It’s June, and outside in the south garden is the unmistakable reek of a whompingly dead animal. Something large. It always makes me want to go out there and cut one.

There’s no trouble locating the offending object, even if you didn’t have all those flies to follow. It’s in the same place every year. Dracunculus vulgaris is a plant magnificent in leaf and flower, and it’s just the sort of thing you’d want front and center on your dining room table, if only it didn’t smell like extract of dead possum. It’s a gigantic flower, the sort referred to by garden-desigin types as “architectural.” Unfortunately, the building it most calls to mind is the slaughterhouse. I did cut one once, early in the morning before it had really expressed itself, and I put it in a vase and then I went off to work. I think I had forgotten its hidden talents, and I just thought it made quite a statement. Dave had some friends over later and they all heard the statement loud and clear. I got in trouble.

This particular plant was here when we moved in thirty years ago, and it took quite a while to discover its properties. The bloom lasts but a few days and the stink just one. It took a few years just to realize that we didn’t have a vat of dead possums out there. And we’d gotten used to the vultures. About twenty-five years into our relationship with this plant, it started putting out little seedlings, and I’ve taken to repotting them and giving them to my friends. At least once a year, I know they’ll be thinking of me.

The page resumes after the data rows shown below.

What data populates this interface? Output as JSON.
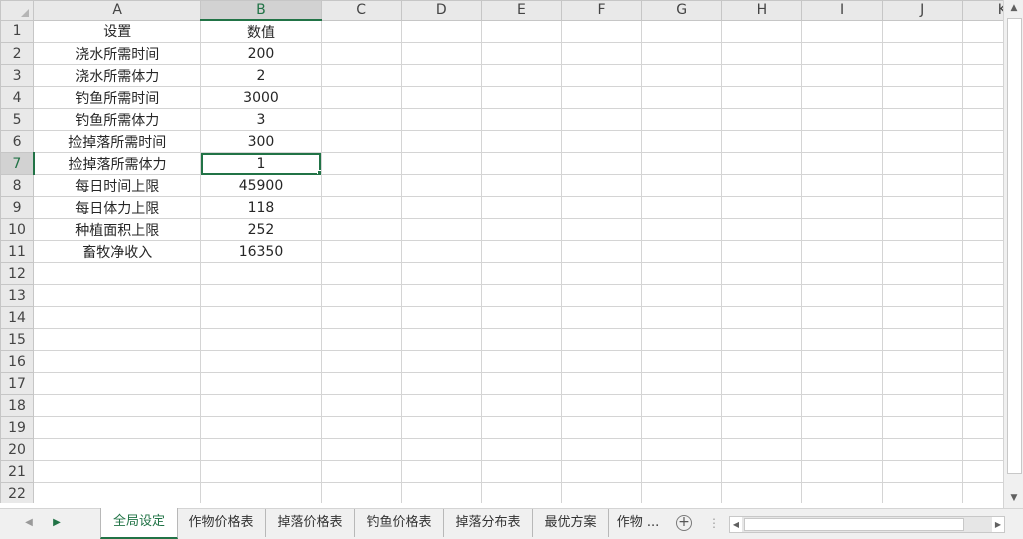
{
  "sheet": {
    "columns": [
      "A",
      "B",
      "C",
      "D",
      "E",
      "F",
      "G",
      "H",
      "I",
      "J",
      "K"
    ],
    "rows": [
      {
        "num": "1",
        "a": "设置",
        "b": "数值"
      },
      {
        "num": "2",
        "a": "浇水所需时间",
        "b": "200"
      },
      {
        "num": "3",
        "a": "浇水所需体力",
        "b": "2"
      },
      {
        "num": "4",
        "a": "钓鱼所需时间",
        "b": "3000"
      },
      {
        "num": "5",
        "a": "钓鱼所需体力",
        "b": "3"
      },
      {
        "num": "6",
        "a": "捡掉落所需时间",
        "b": "300"
      },
      {
        "num": "7",
        "a": "捡掉落所需体力",
        "b": "1"
      },
      {
        "num": "8",
        "a": "每日时间上限",
        "b": "45900"
      },
      {
        "num": "9",
        "a": "每日体力上限",
        "b": "118"
      },
      {
        "num": "10",
        "a": "种植面积上限",
        "b": "252"
      },
      {
        "num": "11",
        "a": "畜牧净收入",
        "b": "16350"
      },
      {
        "num": "12",
        "a": "",
        "b": ""
      },
      {
        "num": "13",
        "a": "",
        "b": ""
      },
      {
        "num": "14",
        "a": "",
        "b": ""
      },
      {
        "num": "15",
        "a": "",
        "b": ""
      },
      {
        "num": "16",
        "a": "",
        "b": ""
      },
      {
        "num": "17",
        "a": "",
        "b": ""
      },
      {
        "num": "18",
        "a": "",
        "b": ""
      },
      {
        "num": "19",
        "a": "",
        "b": ""
      },
      {
        "num": "20",
        "a": "",
        "b": ""
      },
      {
        "num": "21",
        "a": "",
        "b": ""
      },
      {
        "num": "22",
        "a": "",
        "b": ""
      }
    ],
    "selected_cell": "B7"
  },
  "tabs": {
    "items": [
      "全局设定",
      "作物价格表",
      "掉落价格表",
      "钓鱼价格表",
      "掉落分布表",
      "最优方案",
      "作物 ..."
    ],
    "active_index": 0
  },
  "colors": {
    "accent": "#217346",
    "header_bg": "#e9e9e9",
    "gridline": "#d4d4d4"
  }
}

I suppose it’s species-ist of me, but I do tend to look down on flies for being attracted to poop and dead things. I understand how the system works, but it just seems wrong. I guess everything is just a matter of taste, but it seems like you really have to draw the line somewhere. I actually draw it just in front of oysters.

There’s already a minor enterprise afoot in sending out a bouquet of dead roses to people with whom you’re quarreling, and I think someone is missing a bet with this flower. You could have one potted up and sent to someone just as it’s beginning to unfurl. Someone like, oh, your congressman. “Thanks for all your good efforts on behalf of the private insurance industry,” the note might say. Or, “Just a little appreciation for your work in keeping the country safe for heterosexuals.” Your congressman will put the magnificent flower in the front office and smile. Until tomorrow.